The ambitious endeavour to develop the family policy database requires intensive international co-operation with researchers and institutions. This is especially true for expert knowledge on country-specific institutional regulations and structures, on data availability and access as well as with regard to the development of comparative family policy indicators. Our project network provides such a framework for mutual exchange, but more exchange and co-operation is extremely welcome. We have only begun a process that will eventually lead to "institutionalizing" the database as a permanent instrument for a continuous reporting and monitoring of family policies in Europe. This may also be connected to analyses of policy outcomes.
For the time being, we have been concentrating our efforts on the core areas of family policies in a limited number of countries, which is partly explained by our own knowledge of policy fields, countries and languages, and by the progress of country reports in our international research network. With respect to family policy fields, we focus on income support for families in general and for lone-parent families, on the family dimension in social assistance, and cash benefits for caring for young children, ill or handicapped family members. From the many family-related personal social services we selected child-care services; in a second step we shall try to include child and youth protection. As to countries, we include France, Belgium, the Netherlands, Germany, Italy, the United Kingdom, Sweden, Norway, Ireland and Greece. First results and some comparative family policy indicators may be published in the next edition of EURODATA Newsletter. We hope to make the family policy database accessible to the scientific community sometime in spring 1999.
We would like to conclude this article by pointing out some unanswered questions and permanent challenges in the implementation process. First, it is difficult to decide how to classify specific measures and regulations correctly, grouping together measures with the same "design" and thereby representable by a bundle of common qualitative and quantitative variables. Second, the dilemma of an adequate trade-off between standardization and country-specific information will always be present. We try to resolve this problem by anchoring the threefold standardized measure-related information in the country-specific institutional structures, by linking additional non standardized, programme-specific variables to the standard tables, and by providing extensive notes and references to sources. Third, the ex-ante determination of relevant and available variables per field of family policy is a difficult task, taking into account country- and measure-related "different construction logics" of similar family policy programmes.
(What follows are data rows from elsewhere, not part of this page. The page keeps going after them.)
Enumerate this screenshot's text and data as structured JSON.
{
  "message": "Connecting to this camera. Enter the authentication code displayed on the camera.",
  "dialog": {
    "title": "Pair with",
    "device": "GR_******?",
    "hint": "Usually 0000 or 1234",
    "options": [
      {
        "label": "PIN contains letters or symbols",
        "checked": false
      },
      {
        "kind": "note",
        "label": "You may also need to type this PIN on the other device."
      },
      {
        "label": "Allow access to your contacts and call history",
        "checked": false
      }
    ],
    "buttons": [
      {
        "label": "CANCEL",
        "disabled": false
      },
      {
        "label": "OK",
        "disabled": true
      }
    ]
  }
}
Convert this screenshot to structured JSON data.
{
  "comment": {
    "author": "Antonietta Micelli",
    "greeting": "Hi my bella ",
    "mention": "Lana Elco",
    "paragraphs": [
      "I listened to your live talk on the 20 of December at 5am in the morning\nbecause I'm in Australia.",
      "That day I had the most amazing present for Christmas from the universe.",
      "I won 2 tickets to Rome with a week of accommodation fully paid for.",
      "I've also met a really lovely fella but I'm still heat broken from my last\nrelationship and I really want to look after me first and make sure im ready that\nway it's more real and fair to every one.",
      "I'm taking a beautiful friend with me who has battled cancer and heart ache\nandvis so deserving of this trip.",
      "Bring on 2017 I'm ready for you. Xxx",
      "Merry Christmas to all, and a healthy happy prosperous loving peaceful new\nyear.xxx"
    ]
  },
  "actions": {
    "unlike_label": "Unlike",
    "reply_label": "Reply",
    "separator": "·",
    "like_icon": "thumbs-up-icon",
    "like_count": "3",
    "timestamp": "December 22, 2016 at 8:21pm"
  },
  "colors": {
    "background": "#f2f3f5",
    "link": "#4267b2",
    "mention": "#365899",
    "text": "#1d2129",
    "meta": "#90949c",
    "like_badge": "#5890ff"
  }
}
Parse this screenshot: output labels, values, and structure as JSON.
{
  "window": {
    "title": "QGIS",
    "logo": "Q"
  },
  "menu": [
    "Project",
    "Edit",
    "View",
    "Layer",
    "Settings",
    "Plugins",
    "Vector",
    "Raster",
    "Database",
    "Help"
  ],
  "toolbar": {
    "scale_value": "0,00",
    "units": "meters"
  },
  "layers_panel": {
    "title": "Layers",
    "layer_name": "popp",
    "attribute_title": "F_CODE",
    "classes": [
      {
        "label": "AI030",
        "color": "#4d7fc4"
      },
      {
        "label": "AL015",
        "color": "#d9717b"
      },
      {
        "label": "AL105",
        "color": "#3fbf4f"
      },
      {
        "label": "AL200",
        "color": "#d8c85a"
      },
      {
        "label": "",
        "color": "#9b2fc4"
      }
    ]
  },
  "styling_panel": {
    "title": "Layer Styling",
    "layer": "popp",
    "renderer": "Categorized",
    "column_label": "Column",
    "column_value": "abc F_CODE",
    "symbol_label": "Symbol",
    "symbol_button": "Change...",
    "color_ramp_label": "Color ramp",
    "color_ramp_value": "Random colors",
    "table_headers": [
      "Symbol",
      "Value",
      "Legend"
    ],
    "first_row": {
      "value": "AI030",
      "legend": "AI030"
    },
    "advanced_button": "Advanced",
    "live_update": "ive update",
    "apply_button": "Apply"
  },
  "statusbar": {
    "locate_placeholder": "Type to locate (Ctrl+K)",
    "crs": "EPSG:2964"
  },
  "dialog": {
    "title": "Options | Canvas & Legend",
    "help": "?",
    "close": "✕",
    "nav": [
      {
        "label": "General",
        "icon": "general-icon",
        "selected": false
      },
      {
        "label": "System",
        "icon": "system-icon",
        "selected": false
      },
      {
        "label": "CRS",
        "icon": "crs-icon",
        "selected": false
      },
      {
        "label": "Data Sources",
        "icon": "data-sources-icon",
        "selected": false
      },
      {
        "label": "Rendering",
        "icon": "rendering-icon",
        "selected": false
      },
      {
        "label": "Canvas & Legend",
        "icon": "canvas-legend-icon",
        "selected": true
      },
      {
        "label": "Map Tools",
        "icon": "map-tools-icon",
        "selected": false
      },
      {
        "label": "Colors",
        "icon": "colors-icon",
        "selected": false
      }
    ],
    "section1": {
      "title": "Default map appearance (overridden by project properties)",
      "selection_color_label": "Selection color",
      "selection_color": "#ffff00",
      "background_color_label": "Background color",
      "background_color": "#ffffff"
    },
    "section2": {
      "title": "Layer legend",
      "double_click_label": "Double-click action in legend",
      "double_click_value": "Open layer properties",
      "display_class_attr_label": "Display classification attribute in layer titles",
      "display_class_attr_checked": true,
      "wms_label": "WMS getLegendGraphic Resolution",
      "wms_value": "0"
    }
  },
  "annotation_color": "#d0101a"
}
Further information about the project can be obtained from:
Dr. Thomas Bahle/Mathias Maucher, Mannheimer Zentrum für Europäische Sozialforschung (MZES), Arbeitsbereich I, Universität Mannheim, D-68131 Mannheim, Tel.: +49/(0)621/292-1706 (Thomas Bahle)/+49/(0)621/292-1719(Mathias Maucher), Fax: +49/(0)621/292-1714, E-mail: firstname.lastname@example.org email@example.com
Thomas Bahle is sociologist and assistant at the University of Mannheim. He is member of the international family policy project and researcher at the MZES.
Mathias Maucher has graduated in administrative sciences. He is researcher at the MZES and manager of the family policy database.